The fans, celebrities, jockeys, and team owners are making final preparations for the biggest horse race in sports.
The fans are either anticipating another great race or excited about another excuse to party. The celebrities are putting the final touches on their outfits and big hats. The jockeys and team owners are hoping to earn the title as “Kentucky Derby Champion.”
However, the most interesting element about the Kentucky Derby is in the qualification process. There are strict guidelines that determine if a horse can enter or not.
1. Three-Year-Old Thoroughbreds Only. A horse can not race if they are younger or older than 3 years old. Talk about pressure! One and done in the biggest horse race of their careers. Proper documentation is a must (losing the birth certificate is not going to fly with these strict regulations).
2. Invitation Only. A horse can win an invitation (only 20 spots) by performing well on smaller horse racing circuits and by having enough “graded earnings” on their record. There is a points verses money earnings qualification discussion that goes into more details here.
3. Put Up The Cash. Entry fees alone are about $50,000 (entry plus starting fees). If you want to enter the Triple Crown nomination process, the fee is $200,000 for the Kentucky Derby alone. A price owners are willing to pay for glory.
Additional information I came across on the history of the Kentucky Derby: Celebrity Horse Owners.
M.C Hammer (1992, horse named Dance Floor, finished 3rd); New York Yankee owner George Steinbrenner ( 1997, horse named Concerto, finished 9th); U of L Rick Pitino (1998, horse named Hallory Hunter, finished 4th); Steven Speilberg (2003, horse named Atswhatimtalknabout).

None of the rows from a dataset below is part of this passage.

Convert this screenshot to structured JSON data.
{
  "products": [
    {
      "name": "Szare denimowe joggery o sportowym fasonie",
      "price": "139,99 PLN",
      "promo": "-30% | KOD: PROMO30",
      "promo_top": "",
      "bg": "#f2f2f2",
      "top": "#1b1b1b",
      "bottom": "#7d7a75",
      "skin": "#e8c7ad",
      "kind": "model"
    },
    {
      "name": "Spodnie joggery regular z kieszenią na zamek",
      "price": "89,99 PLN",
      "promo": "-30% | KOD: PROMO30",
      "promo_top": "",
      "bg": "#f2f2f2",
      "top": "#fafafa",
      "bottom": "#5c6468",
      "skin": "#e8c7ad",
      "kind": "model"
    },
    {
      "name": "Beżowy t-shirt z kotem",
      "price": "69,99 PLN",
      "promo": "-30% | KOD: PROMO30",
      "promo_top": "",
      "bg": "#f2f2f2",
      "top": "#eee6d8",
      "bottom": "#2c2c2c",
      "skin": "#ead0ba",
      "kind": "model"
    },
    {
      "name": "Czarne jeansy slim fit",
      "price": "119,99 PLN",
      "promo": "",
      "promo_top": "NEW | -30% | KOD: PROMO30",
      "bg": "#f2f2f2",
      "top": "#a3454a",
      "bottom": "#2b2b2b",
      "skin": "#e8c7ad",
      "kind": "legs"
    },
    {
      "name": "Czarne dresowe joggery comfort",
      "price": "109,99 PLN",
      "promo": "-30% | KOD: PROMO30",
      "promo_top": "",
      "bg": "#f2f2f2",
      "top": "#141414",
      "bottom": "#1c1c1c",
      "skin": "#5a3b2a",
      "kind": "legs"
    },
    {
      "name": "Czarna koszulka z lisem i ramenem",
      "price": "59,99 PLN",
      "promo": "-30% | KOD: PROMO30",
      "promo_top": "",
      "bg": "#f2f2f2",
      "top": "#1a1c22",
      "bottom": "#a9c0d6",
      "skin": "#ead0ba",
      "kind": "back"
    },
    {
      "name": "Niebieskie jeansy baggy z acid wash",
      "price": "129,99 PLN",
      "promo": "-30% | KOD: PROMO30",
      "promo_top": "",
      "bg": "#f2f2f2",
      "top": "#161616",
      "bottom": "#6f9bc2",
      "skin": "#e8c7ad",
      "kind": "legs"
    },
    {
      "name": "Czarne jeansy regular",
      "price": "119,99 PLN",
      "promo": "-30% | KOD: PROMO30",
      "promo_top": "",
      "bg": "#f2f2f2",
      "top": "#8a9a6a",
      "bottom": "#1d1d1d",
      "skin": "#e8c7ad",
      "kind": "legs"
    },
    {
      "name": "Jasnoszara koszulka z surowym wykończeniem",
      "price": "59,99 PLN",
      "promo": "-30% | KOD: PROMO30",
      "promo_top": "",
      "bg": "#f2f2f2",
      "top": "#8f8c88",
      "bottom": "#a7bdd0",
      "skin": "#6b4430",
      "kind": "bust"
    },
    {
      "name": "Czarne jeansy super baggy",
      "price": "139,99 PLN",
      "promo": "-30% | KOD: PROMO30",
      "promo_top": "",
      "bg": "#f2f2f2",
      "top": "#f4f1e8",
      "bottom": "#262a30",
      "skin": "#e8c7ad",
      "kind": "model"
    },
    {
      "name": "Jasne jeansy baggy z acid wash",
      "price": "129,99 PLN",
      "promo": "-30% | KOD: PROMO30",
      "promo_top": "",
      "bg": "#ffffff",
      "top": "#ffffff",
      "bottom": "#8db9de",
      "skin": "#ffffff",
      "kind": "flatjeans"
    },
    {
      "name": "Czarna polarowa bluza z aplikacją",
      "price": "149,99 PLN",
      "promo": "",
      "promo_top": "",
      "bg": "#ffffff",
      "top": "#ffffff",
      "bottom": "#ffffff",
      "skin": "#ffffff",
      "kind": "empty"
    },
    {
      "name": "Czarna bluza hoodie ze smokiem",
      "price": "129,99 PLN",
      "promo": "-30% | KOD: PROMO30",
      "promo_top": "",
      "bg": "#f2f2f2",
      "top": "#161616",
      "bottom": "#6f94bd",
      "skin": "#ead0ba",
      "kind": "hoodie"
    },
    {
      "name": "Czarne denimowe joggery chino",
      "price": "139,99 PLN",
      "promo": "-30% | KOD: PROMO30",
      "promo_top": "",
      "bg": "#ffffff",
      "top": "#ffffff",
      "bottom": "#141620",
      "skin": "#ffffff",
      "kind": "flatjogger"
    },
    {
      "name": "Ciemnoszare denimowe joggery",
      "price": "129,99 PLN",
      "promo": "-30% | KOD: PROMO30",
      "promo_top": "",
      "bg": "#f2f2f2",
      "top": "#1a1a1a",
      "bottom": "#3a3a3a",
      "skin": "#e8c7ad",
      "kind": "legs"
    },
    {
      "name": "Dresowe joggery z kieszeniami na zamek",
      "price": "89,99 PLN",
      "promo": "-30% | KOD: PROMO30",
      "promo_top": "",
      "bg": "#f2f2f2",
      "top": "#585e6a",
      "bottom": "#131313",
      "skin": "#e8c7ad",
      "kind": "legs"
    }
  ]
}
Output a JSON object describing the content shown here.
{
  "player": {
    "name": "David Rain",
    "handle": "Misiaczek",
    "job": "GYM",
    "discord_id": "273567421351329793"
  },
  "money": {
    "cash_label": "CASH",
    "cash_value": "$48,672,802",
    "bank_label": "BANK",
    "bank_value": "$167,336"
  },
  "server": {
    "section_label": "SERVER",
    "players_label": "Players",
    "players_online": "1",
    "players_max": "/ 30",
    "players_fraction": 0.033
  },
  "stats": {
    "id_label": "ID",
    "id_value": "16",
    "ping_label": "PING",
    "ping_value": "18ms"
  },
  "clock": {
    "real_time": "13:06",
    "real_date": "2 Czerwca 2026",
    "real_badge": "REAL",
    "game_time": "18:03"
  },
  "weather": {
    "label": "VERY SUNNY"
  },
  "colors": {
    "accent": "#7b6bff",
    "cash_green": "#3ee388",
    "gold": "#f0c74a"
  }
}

PS. My wife is pulling for Pyro (9th spot, 6-1 odds). Big Brown is the favorite, but in the 20th spot, not a winner in that spot since the 40’s.